| Description of the task |
From first line to last, the records below are to be duplicated exactly.

[Items from a data source]
++++++++++++++++++++

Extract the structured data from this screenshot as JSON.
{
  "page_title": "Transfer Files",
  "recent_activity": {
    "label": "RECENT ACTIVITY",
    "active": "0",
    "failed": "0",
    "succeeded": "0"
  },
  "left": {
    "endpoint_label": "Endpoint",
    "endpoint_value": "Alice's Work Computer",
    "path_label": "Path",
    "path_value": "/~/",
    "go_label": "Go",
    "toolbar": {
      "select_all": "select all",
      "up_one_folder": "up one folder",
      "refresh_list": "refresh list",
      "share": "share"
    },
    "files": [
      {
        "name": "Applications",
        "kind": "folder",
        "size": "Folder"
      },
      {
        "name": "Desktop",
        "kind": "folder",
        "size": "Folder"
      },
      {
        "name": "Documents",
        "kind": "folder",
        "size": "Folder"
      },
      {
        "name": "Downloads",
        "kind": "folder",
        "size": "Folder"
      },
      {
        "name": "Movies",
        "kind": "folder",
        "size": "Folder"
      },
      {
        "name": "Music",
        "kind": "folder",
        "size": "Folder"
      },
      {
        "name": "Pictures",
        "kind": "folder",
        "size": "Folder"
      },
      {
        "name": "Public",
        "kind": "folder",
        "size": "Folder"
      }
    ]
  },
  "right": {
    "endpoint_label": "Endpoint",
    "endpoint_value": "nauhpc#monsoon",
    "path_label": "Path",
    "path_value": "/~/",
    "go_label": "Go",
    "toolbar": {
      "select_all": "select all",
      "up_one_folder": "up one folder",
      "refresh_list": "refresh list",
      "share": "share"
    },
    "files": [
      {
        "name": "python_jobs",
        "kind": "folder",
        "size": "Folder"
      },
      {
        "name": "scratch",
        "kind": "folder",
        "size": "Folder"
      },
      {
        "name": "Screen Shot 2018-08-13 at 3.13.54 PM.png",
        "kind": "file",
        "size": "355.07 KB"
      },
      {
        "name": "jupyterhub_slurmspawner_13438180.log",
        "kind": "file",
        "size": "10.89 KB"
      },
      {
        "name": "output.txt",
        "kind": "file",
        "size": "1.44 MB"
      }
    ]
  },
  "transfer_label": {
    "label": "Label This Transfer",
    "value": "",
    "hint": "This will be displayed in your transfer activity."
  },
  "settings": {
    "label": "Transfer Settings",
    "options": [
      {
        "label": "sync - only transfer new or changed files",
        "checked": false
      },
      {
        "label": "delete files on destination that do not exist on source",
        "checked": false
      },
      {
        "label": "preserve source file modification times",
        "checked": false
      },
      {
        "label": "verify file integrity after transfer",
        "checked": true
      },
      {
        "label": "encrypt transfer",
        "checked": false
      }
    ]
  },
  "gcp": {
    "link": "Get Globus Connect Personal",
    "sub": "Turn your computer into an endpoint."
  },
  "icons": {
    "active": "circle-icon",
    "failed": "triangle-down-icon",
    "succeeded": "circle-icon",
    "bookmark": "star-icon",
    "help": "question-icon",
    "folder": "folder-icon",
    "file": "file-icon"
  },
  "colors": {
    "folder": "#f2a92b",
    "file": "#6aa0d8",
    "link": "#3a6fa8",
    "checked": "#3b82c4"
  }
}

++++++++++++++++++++

| Written solution |
Extract the structured data from this screenshot as JSON.
{
  "page_title": "Transfer Files",
  "recent_activity": {
    "label": "RECENT ACTIVITY",
    "active": "0",
    "failed": "0",
    "succeeded": "0"
  },
  "left": {
    "endpoint_label": "Endpoint",
    "endpoint_value": "Alice's Work Computer",
    "path_label": "Path",
    "path_value": "/~/",
    "go_label": "Go",
    "toolbar": {
      "select_all": "select all",
      "up_one_folder": "up one folder",
      "refresh_list": "refresh list",
      "share": "share"
    },
    "files": [
      {
        "name": "Applications",
        "kind": "folder",
        "size": "Folder"
      },
      {
        "name": "Desktop",
        "kind": "folder",
        "size": "Folder"
      },
      {
        "name": "Documents",
        "kind": "folder",
        "size": "Folder"
      },
      {
        "name": "Downloads",
        "kind": "folder",
        "size": "Folder"
      },
      {
        "name": "Movies",
        "kind": "folder",
        "size": "Folder"
      },
      {
        "name": "Music",
        "kind": "folder",
        "size": "Folder"
      },
      {
        "name": "Pictures",
        "kind": "folder",
        "size": "Folder"
      },
      {
        "name": "Public",
        "kind": "folder",
        "size": "Folder"
      }
    ]
  },
  "right": {
    "endpoint_label": "Endpoint",
    "endpoint_value": "nauhpc#monsoon",
    "path_label": "Path",
    "path_value": "/~/",
    "go_label": "Go",
    "toolbar": {
      "select_all": "select all",
      "up_one_folder": "up one folder",
      "refresh_list": "refresh list",
      "share": "share"
    },
    "files": [
      {
        "name": "python_jobs",
        "kind": "folder",
        "size": "Folder"
      },
      {
        "name": "scratch",
        "kind": "folder",
        "size": "Folder"
      },
      {
        "name": "Screen Shot 2018-08-13 at 3.13.54 PM.png",
        "kind": "file",
        "size": "355.07 KB"
      },
      {
        "name": "jupyterhub_slurmspawner_13438180.log",
        "kind": "file",
        "size": "10.89 KB"
      },
      {
        "name": "output.txt",
        "kind": "file",
        "size": "1.44 MB"
      }
    ]
  },
  "transfer_label": {
    "label": "Label This Transfer",
    "value": "",
    "hint": "This will be displayed in your transfer activity."
  },
  "settings": {
    "label": "Transfer Settings",
    "options": [
      {
        "label": "sync - only transfer new or changed files",
        "checked": false
      },
      {
        "label": "delete files on destination that do not exist on source",
        "checked": false
      },
      {
        "label": "preserve source file modification times",
        "checked": false
      },
      {
        "label": "verify file integrity after transfer",
        "checked": true
      },
      {
        "label": "encrypt transfer",
        "checked": false
      }
    ]
  },
  "gcp": {
    "link": "Get Globus Connect Personal",
    "sub": "Turn your computer into an endpoint."
  },
  "icons": {
    "active": "circle-icon",
    "failed": "triangle-down-icon",
    "succeeded": "circle-icon",
    "bookmark": "star-icon",
    "help": "question-icon",
    "folder": "folder-icon",
    "file": "file-icon"
  },
  "colors": {
    "folder": "#f2a92b",
    "file": "#6aa0d8",
    "link": "#3a6fa8",
    "checked": "#3b82c4"
  }
}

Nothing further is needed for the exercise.